Examples of pre-devaluation scenarios
Is the country low on reserves? If its low on reserves, it will be much less likely to defend the peg because it will eventually run out.
Is the country’s growth suffering in combination with limited monetary policy options (e.g., rates at zero, quantitative easing less effective)? The next viable part of the toolkit is likely to be currency devaluations.
Is a country pre-paying its foreign-denominated debts? That might indicate that it’s about to devalue its currency.
Debt denominated in a foreign currency becomes more expensive when its domestic currency decreases in value, thus incentivizing paying it down before a free-float occurs.
Examples of Side A, B, and C
Let’s look at some examples of where various countries fit according to the above diagram:
Side A (Eurozone)
- Unified currency (Euro) facilitates free capital flow among member states.
- Individual countries cannot pursue independent monetary policies, which sometimes leads to economic strains during crises, as they cannot devalue their currency to spread the effects externally.
- The shared currency can cause imbalances, with some countries finding the Euro too strong or too weak for their economic conditions.
Side B (United States)
- Prefers an independent monetary policy to adjust key economic levers according to current conditions.
- Allows liberalization of its capital account, enabling free capital flows.
- The exchange rate is determined by natural market forces, providing flexibility and adaptability to economic changes.
Side C (China and Bretton Woods system initially)
- Maintains a fixed exchange rate to manage economic stability and high levels of debt.
- Controls cross-border financial flows to sustain the fixed exchange rate and independent monetary policy.
- In the case of China, the approach supports its top-down, state-directed economy.
- The Bretton Woods system, until 1971, allowed countries to set their own interest rates while pegging currencies to the US dollar, restricting or minimizing capital flows to maintain the system’s sustainability.
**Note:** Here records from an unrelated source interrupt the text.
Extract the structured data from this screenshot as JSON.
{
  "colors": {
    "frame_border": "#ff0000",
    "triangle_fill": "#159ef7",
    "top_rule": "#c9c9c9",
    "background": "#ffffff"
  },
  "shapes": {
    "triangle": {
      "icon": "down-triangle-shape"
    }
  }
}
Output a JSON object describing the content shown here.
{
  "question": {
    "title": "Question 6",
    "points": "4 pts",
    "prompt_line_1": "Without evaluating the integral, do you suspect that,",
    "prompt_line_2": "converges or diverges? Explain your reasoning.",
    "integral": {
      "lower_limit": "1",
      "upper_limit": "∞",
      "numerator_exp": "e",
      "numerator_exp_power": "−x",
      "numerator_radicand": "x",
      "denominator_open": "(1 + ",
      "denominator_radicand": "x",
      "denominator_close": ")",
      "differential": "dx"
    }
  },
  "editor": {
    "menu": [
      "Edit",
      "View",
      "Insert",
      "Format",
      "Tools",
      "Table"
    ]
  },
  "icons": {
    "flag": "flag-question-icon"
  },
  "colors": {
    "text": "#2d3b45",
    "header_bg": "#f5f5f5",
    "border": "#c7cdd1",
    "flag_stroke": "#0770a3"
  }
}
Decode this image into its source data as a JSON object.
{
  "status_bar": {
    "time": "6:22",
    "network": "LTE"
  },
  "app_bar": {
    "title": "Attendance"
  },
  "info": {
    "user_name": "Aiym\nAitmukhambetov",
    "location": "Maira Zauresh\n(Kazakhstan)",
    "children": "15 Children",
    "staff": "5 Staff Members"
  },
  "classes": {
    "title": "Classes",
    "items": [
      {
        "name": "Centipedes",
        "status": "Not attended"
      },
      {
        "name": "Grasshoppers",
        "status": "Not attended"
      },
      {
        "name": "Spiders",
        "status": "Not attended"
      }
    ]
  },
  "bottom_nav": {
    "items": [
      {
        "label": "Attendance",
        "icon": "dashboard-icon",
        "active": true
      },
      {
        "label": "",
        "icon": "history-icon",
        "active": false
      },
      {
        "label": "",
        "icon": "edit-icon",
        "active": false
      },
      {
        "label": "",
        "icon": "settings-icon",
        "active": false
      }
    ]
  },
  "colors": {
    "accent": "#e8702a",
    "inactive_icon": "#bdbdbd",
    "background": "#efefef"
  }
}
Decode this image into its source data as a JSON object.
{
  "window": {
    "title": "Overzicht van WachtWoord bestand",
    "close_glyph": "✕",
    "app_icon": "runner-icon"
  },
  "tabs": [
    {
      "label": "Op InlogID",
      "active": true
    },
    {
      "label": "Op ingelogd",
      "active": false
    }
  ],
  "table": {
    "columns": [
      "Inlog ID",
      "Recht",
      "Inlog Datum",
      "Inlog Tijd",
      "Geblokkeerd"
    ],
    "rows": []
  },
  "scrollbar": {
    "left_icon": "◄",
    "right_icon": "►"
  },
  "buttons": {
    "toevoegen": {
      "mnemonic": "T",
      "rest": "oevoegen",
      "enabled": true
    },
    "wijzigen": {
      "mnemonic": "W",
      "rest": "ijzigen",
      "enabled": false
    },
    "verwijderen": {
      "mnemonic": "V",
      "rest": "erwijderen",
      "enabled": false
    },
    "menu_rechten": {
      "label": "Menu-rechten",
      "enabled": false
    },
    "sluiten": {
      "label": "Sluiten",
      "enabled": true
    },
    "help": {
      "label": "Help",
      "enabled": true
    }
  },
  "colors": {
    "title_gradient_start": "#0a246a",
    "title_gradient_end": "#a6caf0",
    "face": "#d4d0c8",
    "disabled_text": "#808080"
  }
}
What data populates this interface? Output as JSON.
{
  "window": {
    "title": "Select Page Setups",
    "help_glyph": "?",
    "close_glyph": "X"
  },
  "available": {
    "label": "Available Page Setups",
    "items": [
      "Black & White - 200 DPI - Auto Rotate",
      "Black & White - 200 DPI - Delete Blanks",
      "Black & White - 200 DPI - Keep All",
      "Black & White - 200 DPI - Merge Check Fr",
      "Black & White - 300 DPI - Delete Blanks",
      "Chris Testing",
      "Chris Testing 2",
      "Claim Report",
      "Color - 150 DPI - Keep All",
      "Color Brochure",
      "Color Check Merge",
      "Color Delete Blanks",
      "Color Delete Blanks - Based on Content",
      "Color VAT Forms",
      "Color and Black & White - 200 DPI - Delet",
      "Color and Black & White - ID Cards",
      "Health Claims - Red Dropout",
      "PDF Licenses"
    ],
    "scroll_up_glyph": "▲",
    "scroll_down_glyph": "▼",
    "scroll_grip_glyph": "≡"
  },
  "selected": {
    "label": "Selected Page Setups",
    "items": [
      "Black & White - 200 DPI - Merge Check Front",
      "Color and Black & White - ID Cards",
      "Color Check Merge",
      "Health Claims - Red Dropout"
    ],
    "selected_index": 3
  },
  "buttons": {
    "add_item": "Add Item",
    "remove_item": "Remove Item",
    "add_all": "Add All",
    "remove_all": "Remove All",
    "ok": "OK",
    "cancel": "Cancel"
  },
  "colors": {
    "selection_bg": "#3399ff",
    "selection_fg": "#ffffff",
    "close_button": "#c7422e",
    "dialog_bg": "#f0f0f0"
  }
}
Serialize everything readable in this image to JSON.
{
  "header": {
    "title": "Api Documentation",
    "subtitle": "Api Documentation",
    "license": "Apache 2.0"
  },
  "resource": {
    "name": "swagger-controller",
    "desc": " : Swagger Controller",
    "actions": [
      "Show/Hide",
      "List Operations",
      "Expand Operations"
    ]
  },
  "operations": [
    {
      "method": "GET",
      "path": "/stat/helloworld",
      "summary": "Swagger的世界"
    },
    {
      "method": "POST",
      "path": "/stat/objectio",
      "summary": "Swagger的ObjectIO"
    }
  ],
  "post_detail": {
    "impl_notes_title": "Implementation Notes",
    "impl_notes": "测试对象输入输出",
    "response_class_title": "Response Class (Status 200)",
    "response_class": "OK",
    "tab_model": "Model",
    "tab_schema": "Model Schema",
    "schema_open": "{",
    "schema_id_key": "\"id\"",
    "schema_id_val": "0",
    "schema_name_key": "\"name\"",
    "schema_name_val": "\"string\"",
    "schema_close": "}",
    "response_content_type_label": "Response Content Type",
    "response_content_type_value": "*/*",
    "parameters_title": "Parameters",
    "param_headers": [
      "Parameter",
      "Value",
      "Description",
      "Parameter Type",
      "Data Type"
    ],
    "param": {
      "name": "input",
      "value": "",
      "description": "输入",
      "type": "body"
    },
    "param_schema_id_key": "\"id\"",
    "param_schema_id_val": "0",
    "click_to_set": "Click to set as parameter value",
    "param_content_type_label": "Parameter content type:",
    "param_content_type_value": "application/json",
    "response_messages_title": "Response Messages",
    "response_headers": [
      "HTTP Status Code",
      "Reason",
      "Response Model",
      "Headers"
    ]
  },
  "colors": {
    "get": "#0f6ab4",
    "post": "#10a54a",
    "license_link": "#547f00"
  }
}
It transitioned when the US moved to a free-floating currency, marking a shift from Side C to Side B.
Governments, especially central banks, need to tailor their policies according to their specific circumstances.
Developed countries like the US prefer a policy that allows for an independent monetary stance and free capital flows, adjusting to market forces naturally.
In contrast, the EU, sharing a common currency, sacrifices individual monetary policies, which can lead to economic strains, as seen in Greece’s debt crisis in 2012.
China represents another approach, maintaining a fixed exchange rate and controlling cross-border financial flows to manage its high debt levels and ensure economic stability.
Historically, the Bretton Woods system also followed this approach until the US transitioned to a free-floating currency, boosting its stock market but also leading to high inflation in the 1980s.
In the end, any currency peg that doesn’t align with the currency’s fundamentals isn’t sustainable.
Other Trilemma Applications
For example, the economics of healthcare is often conceptualized as a trilemma.
You have the competing elements of quality/reliability, universality, and affordability.
Generally speaking, pick two.
- If you want quality and affordability, it won’t be universal.
- If you want quality and universality, it won’t be affordable.
- If you want affordability and universality, it won’t be of very high quality or reliable (outside of the basics).
Various public and private solutions can act to help supplement each other.
If someone who can afford better care isn’t happy with the quality of what’s publicly available, he/she will typically look for a private plan.
A trilemma in currency management forces governments to choose two out of three options:
- controlling capital flows
- stabilizing the exchange rate, or
- maintaining an independent monetary policy
Governments can either peg their currency while restricting capital flows, allow a free-floated currency with open capital borders, or fix the exchange rate and limit capital flows, relinquishing independent monetary control.
The chosen strategy depends on a country’s economic conditions and the capabilities of its policymakers.